++++ Data listing

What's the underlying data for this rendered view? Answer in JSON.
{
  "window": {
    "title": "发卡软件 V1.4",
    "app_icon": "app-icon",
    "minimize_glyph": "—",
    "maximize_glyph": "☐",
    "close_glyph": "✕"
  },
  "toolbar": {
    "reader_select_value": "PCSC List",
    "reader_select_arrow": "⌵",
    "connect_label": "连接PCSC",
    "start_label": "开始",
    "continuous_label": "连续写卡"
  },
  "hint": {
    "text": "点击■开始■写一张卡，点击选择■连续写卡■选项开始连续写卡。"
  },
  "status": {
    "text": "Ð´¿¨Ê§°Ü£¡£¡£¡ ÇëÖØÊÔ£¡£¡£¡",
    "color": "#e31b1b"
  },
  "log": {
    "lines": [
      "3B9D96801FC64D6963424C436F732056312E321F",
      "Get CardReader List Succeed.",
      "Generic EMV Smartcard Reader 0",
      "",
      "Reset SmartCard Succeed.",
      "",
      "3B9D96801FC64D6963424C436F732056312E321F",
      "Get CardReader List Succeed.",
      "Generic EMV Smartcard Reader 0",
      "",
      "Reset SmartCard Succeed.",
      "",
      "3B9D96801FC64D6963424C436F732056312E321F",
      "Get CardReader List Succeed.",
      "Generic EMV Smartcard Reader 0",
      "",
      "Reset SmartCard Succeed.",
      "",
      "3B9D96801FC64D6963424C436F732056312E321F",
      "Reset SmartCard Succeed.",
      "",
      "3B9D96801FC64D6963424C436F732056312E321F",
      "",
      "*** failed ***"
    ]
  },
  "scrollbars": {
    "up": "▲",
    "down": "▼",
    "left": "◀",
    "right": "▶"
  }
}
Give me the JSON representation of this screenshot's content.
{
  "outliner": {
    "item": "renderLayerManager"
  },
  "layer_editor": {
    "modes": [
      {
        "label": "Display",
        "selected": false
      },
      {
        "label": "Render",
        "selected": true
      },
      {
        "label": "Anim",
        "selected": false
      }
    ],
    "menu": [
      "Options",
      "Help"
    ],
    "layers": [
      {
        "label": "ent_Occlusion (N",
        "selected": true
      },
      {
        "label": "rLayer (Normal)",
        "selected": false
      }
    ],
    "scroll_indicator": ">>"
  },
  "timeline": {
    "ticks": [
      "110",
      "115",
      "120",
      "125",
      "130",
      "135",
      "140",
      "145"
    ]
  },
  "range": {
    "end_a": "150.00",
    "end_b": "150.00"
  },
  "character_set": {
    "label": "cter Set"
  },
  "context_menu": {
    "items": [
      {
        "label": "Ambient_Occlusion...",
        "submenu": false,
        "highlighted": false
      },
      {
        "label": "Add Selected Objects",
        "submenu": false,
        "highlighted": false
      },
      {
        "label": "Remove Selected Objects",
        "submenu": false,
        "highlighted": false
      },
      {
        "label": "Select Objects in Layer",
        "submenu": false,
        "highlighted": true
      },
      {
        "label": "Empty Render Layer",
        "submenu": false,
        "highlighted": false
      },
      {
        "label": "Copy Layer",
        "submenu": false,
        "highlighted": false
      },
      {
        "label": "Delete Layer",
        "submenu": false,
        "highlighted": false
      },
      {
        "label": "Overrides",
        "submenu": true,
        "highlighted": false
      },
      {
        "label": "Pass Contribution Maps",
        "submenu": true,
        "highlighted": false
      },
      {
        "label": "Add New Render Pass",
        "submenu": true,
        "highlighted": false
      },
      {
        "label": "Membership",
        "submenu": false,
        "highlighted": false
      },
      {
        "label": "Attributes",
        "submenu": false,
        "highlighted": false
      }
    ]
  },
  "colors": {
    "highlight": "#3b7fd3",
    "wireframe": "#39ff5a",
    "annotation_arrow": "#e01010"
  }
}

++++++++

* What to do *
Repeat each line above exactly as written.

* Answer to this task *
What's the underlying data for this rendered view? Answer in JSON.
{
  "window": {
    "title": "发卡软件 V1.4",
    "app_icon": "app-icon",
    "minimize_glyph": "—",
    "maximize_glyph": "☐",
    "close_glyph": "✕"
  },
  "toolbar": {
    "reader_select_value": "PCSC List",
    "reader_select_arrow": "⌵",
    "connect_label": "连接PCSC",
    "start_label": "开始",
    "continuous_label": "连续写卡"
  },
  "hint": {
    "text": "点击■开始■写一张卡，点击选择■连续写卡■选项开始连续写卡。"
  },
  "status": {
    "text": "Ð´¿¨Ê§°Ü£¡£¡£¡ ÇëÖØÊÔ£¡£¡£¡",
    "color": "#e31b1b"
  },
  "log": {
    "lines": [
      "3B9D96801FC64D6963424C436F732056312E321F",
      "Get CardReader List Succeed.",
      "Generic EMV Smartcard Reader 0",
      "",
      "Reset SmartCard Succeed.",
      "",
      "3B9D96801FC64D6963424C436F732056312E321F",
      "Get CardReader List Succeed.",
      "Generic EMV Smartcard Reader 0",
      "",
      "Reset SmartCard Succeed.",
      "",
      "3B9D96801FC64D6963424C436F732056312E321F",
      "Get CardReader List Succeed.",
      "Generic EMV Smartcard Reader 0",
      "",
      "Reset SmartCard Succeed.",
      "",
      "3B9D96801FC64D6963424C436F732056312E321F",
      "Reset SmartCard Succeed.",
      "",
      "3B9D96801FC64D6963424C436F732056312E321F",
      "",
      "*** failed ***"
    ]
  },
  "scrollbars": {
    "up": "▲",
    "down": "▼",
    "left": "◀",
    "right": "▶"
  }
}
Give me the JSON representation of this screenshot's content.
{
  "outliner": {
    "item": "renderLayerManager"
  },
  "layer_editor": {
    "modes": [
      {
        "label": "Display",
        "selected": false
      },
      {
        "label": "Render",
        "selected": true
      },
      {
        "label": "Anim",
        "selected": false
      }
    ],
    "menu": [
      "Options",
      "Help"
    ],
    "layers": [
      {
        "label": "ent_Occlusion (N",
        "selected": true
      },
      {
        "label": "rLayer (Normal)",
        "selected": false
      }
    ],
    "scroll_indicator": ">>"
  },
  "timeline": {
    "ticks": [
      "110",
      "115",
      "120",
      "125",
      "130",
      "135",
      "140",
      "145"
    ]
  },
  "range": {
    "end_a": "150.00",
    "end_b": "150.00"
  },
  "character_set": {
    "label": "cter Set"
  },
  "context_menu": {
    "items": [
      {
        "label": "Ambient_Occlusion...",
        "submenu": false,
        "highlighted": false
      },
      {
        "label": "Add Selected Objects",
        "submenu": false,
        "highlighted": false
      },
      {
        "label": "Remove Selected Objects",
        "submenu": false,
        "highlighted": false
      },
      {
        "label": "Select Objects in Layer",
        "submenu": false,
        "highlighted": true
      },
      {
        "label": "Empty Render Layer",
        "submenu": false,
        "highlighted": false
      },
      {
        "label": "Copy Layer",
        "submenu": false,
        "highlighted": false
      },
      {
        "label": "Delete Layer",
        "submenu": false,
        "highlighted": false
      },
      {
        "label": "Overrides",
        "submenu": true,
        "highlighted": false
      },
      {
        "label": "Pass Contribution Maps",
        "submenu": true,
        "highlighted": false
      },
      {
        "label": "Add New Render Pass",
        "submenu": true,
        "highlighted": false
      },
      {
        "label": "Membership",
        "submenu": false,
        "highlighted": false
      },
      {
        "label": "Attributes",
        "submenu": false,
        "highlighted": false
      }
    ]
  },
  "colors": {
    "highlight": "#3b7fd3",
    "wireframe": "#39ff5a",
    "annotation_arrow": "#e01010"
  }
}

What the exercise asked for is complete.